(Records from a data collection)
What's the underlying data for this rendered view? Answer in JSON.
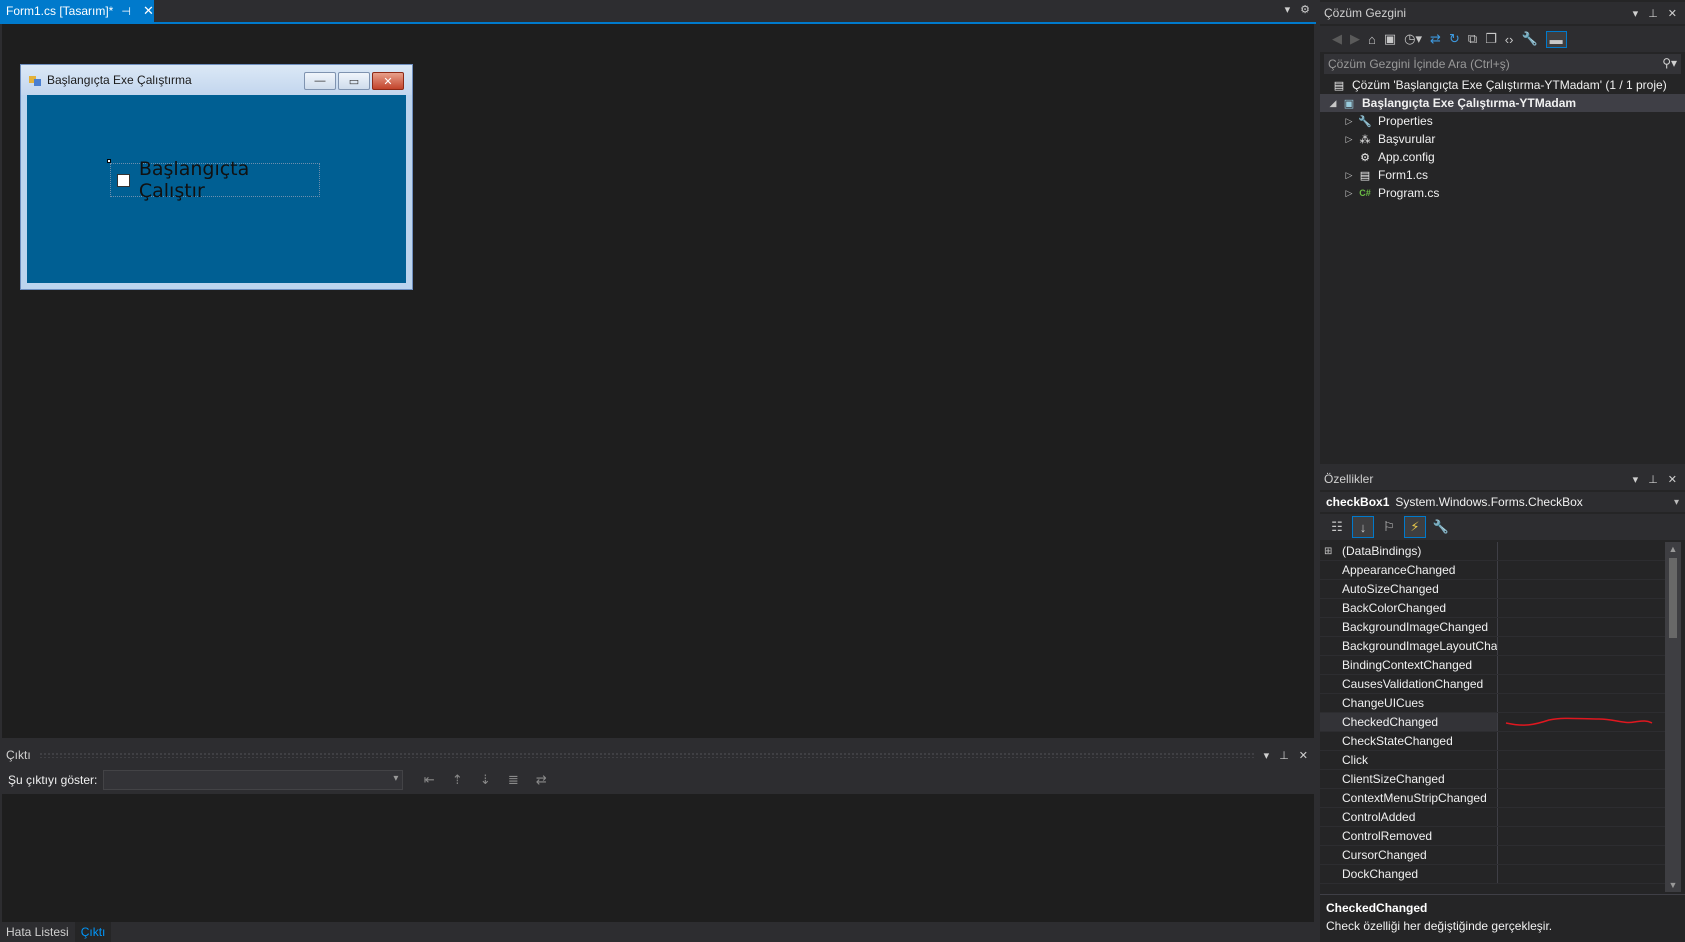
{
  "designer": {
    "tab_title": "Form1.cs [Tasarım]*",
    "pin_glyph": "⊣",
    "close_glyph": "✕",
    "form": {
      "title": "Başlangıçta Exe Çalıştırma",
      "min_glyph": "—",
      "max_glyph": "▭",
      "close_glyph": "✕",
      "checkbox_label": "Başlangıçta Çalıştır"
    }
  },
  "output": {
    "title": "Çıktı",
    "show_label": "Şu çıktıyı göster:",
    "selected_source": ""
  },
  "bottom_tabs": [
    {
      "label": "Hata Listesi"
    },
    {
      "label": "Çıktı"
    }
  ],
  "solution_explorer": {
    "title": "Çözüm Gezgini",
    "search_placeholder": "Çözüm Gezgini İçinde Ara (Ctrl+ş)",
    "tree": [
      {
        "label": "Çözüm 'Başlangıçta Exe Çalıştırma-YTMadam' (1 / 1 proje)",
        "icon": "solution-icon"
      },
      {
        "label": "Başlangıçta Exe Çalıştırma-YTMadam",
        "icon": "csharp-project-icon"
      },
      {
        "label": "Properties",
        "icon": "wrench-icon"
      },
      {
        "label": "Başvurular",
        "icon": "references-icon"
      },
      {
        "label": "App.config",
        "icon": "config-file-icon"
      },
      {
        "label": "Form1.cs",
        "icon": "form-icon"
      },
      {
        "label": "Program.cs",
        "icon": "csharp-file-icon"
      }
    ]
  },
  "properties": {
    "title": "Özellikler",
    "object_name": "checkBox1",
    "object_type": "System.Windows.Forms.CheckBox",
    "rows": [
      {
        "name": "(DataBindings)"
      },
      {
        "name": "AppearanceChanged"
      },
      {
        "name": "AutoSizeChanged"
      },
      {
        "name": "BackColorChanged"
      },
      {
        "name": "BackgroundImageChanged"
      },
      {
        "name": "BackgroundImageLayoutCha"
      },
      {
        "name": "BindingContextChanged"
      },
      {
        "name": "CausesValidationChanged"
      },
      {
        "name": "ChangeUICues"
      },
      {
        "name": "CheckedChanged"
      },
      {
        "name": "CheckStateChanged"
      },
      {
        "name": "Click"
      },
      {
        "name": "ClientSizeChanged"
      },
      {
        "name": "ContextMenuStripChanged"
      },
      {
        "name": "ControlAdded"
      },
      {
        "name": "ControlRemoved"
      },
      {
        "name": "CursorChanged"
      },
      {
        "name": "DockChanged"
      }
    ],
    "description_title": "CheckedChanged",
    "description_text": "Check özelliği her değiştiğinde gerçekleşir."
  },
  "colors": {
    "accent": "#007acc",
    "form_client": "#005f93",
    "squiggle": "#e0171f"
  }
}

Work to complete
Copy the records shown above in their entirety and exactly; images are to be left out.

Answer to this exercise
What's the underlying data for this rendered view? Answer in JSON.
{
  "designer": {
    "tab_title": "Form1.cs [Tasarım]*",
    "pin_glyph": "⊣",
    "close_glyph": "✕",
    "form": {
      "title": "Başlangıçta Exe Çalıştırma",
      "min_glyph": "—",
      "max_glyph": "▭",
      "close_glyph": "✕",
      "checkbox_label": "Başlangıçta Çalıştır"
    }
  },
  "output": {
    "title": "Çıktı",
    "show_label": "Şu çıktıyı göster:",
    "selected_source": ""
  },
  "bottom_tabs": [
    {
      "label": "Hata Listesi"
    },
    {
      "label": "Çıktı"
    }
  ],
  "solution_explorer": {
    "title": "Çözüm Gezgini",
    "search_placeholder": "Çözüm Gezgini İçinde Ara (Ctrl+ş)",
    "tree": [
      {
        "label": "Çözüm 'Başlangıçta Exe Çalıştırma-YTMadam' (1 / 1 proje)",
        "icon": "solution-icon"
      },
      {
        "label": "Başlangıçta Exe Çalıştırma-YTMadam",
        "icon": "csharp-project-icon"
      },
      {
        "label": "Properties",
        "icon": "wrench-icon"
      },
      {
        "label": "Başvurular",
        "icon": "references-icon"
      },
      {
        "label": "App.config",
        "icon": "config-file-icon"
      },
      {
        "label": "Form1.cs",
        "icon": "form-icon"
      },
      {
        "label": "Program.cs",
        "icon": "csharp-file-icon"
      }
    ]
  },
  "properties": {
    "title": "Özellikler",
    "object_name": "checkBox1",
    "object_type": "System.Windows.Forms.CheckBox",
    "rows": [
      {
        "name": "(DataBindings)"
      },
      {
        "name": "AppearanceChanged"
      },
      {
        "name": "AutoSizeChanged"
      },
      {
        "name": "BackColorChanged"
      },
      {
        "name": "BackgroundImageChanged"
      },
      {
        "name": "BackgroundImageLayoutCha"
      },
      {
        "name": "BindingContextChanged"
      },
      {
        "name": "CausesValidationChanged"
      },
      {
        "name": "ChangeUICues"
      },
      {
        "name": "CheckedChanged"
      },
      {
        "name": "CheckStateChanged"
      },
      {
        "name": "Click"
      },
      {
        "name": "ClientSizeChanged"
      },
      {
        "name": "ContextMenuStripChanged"
      },
      {
        "name": "ControlAdded"
      },
      {
        "name": "ControlRemoved"
      },
      {
        "name": "CursorChanged"
      },
      {
        "name": "DockChanged"
      }
    ],
    "description_title": "CheckedChanged",
    "description_text": "Check özelliği her değiştiğinde gerçekleşir."
  },
  "colors": {
    "accent": "#007acc",
    "form_client": "#005f93",
    "squiggle": "#e0171f"
  }
}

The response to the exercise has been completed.